A lot has happened since I started the blog and some of it has been waaay out of my comfort zone. I don’t think I ever intended to be a visible presence in the programming community, but here I am. This past weekend I co-taught some middle schoolers how to program in Python through Tech Girlz. Before the class, the organizer sent out some helpful guidelines on how to be a role model. Funny, in all of this, I never thought of myself as a role model. Then, yesterday I was profiled by She Tech Philly. Though it is not the most comfortable position for me, I’ve come to realize how important it is to be present and create the community I want.

I spent too much time in grad school trying to not get noticed. A lot of my classmates were professional developers that wanted the degree, but seemed to already know everything. I didn’t want to ask questions in class because I worried they might be stupid. I was often more willing to follow design plans proposed by partners than follow my own. And I even had a hard time insisting that I type when pairing with overzealous partners. I now realize how counterproductive that behavior was.

As time wore on, I started to speak up more and be present in conversations. I remember correcting a professor’s analysis of a stack problem in Theory of Computation. Some of my more vocal classmates disagreed with me, but when the professor went back to look at the diagram, she realized she had made a mistake and that I was right:) From then on, I made a point to speak up more; I learned more, I felt more confident about my ideas, and more importantly I became more comfortable with my mistakes.

Since I started working as a professional dev, I’ve tried to continue to be present. It can be controversial to talk about the gender imbalance in STEM. I’m going to do it anyway. STEM is lacking diversity and the development community is especially missing women. Women significantly influence household spending, get the majority of advanced degrees, and are savvy tech consumers. I wish there were more of them in software engineering and that developers look more like the consumers that use the software. By supporting women and girls in STEM, I am hoping to create the development community I want.

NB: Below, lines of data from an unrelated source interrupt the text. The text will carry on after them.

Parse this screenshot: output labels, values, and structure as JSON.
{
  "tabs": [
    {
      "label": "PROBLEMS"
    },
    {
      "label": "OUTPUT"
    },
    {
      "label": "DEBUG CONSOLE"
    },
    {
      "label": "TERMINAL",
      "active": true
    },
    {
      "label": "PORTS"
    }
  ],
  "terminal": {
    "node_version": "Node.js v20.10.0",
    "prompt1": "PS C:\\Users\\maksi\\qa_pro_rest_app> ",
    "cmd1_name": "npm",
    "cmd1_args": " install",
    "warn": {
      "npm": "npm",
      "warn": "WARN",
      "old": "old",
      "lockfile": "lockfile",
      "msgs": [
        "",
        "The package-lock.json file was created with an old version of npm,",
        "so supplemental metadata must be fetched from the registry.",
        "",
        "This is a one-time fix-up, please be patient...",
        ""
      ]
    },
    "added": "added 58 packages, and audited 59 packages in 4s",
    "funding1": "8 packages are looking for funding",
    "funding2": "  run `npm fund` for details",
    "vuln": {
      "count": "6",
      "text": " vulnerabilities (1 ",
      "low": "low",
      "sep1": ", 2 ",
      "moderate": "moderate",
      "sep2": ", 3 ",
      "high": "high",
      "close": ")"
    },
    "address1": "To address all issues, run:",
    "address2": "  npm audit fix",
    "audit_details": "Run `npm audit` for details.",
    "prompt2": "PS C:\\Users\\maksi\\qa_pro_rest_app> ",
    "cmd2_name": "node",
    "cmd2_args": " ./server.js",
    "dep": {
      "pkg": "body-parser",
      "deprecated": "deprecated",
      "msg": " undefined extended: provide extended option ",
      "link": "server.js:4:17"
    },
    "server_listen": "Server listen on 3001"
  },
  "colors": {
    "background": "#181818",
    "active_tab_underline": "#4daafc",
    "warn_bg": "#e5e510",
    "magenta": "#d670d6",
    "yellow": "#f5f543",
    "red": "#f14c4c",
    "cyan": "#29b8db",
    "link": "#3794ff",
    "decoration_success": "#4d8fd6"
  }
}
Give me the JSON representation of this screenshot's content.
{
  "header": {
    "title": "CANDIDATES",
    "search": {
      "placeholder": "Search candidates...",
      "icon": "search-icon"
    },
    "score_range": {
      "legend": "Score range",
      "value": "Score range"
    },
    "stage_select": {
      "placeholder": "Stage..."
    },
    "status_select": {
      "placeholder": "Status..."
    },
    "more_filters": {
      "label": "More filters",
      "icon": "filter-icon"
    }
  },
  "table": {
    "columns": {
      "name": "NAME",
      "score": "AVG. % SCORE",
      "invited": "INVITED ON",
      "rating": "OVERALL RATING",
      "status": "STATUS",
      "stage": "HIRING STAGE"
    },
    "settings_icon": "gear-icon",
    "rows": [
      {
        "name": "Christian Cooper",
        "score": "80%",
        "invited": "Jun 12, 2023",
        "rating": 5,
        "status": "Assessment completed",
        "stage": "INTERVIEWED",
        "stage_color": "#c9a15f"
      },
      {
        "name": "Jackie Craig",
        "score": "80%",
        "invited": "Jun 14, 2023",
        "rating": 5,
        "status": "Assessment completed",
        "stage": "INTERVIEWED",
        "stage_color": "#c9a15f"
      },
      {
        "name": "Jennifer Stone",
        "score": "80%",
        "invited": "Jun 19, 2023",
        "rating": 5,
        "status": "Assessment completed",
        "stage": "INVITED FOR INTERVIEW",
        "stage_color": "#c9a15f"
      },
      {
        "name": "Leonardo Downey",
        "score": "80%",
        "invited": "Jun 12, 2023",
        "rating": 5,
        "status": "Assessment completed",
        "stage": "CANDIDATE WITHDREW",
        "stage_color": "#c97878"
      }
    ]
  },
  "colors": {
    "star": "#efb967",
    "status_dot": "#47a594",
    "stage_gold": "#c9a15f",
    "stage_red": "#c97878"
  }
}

I want everybody to approach tech with fearlessness and excitement. I love programming — it is creative, fascinating, and fun. It was great to see middle school girls so stoked about programming this past weekend. I hope that I conveyed my enthusiasm for development and encouraged them to think of it as an achievable career. They certainly got the fearless part down early. They kept trying to break the Python REPL and asking questions like “could Python help me solve logic puzzles?” How cool is that!?! I’m looking forward to these kids schooling me in a few years. Until then, I’m going to try to be present and spend my free time creating the community I want, comfort zone be damned.

PS — I worked with one of the girls to make this simple Python prime finder. She wanted to write a program to help her solve her teacher’s daily logic puzzles. Yay, that’s the spirit!

def is_prime(number):
    possible_factors = range(2, number)
    for possible_factor in possible_factors:
        if number % possible_factor == 0:
            print number
            print "has a factor that is not 1 or itself, number is not prime"
    print number
    print "is prime!"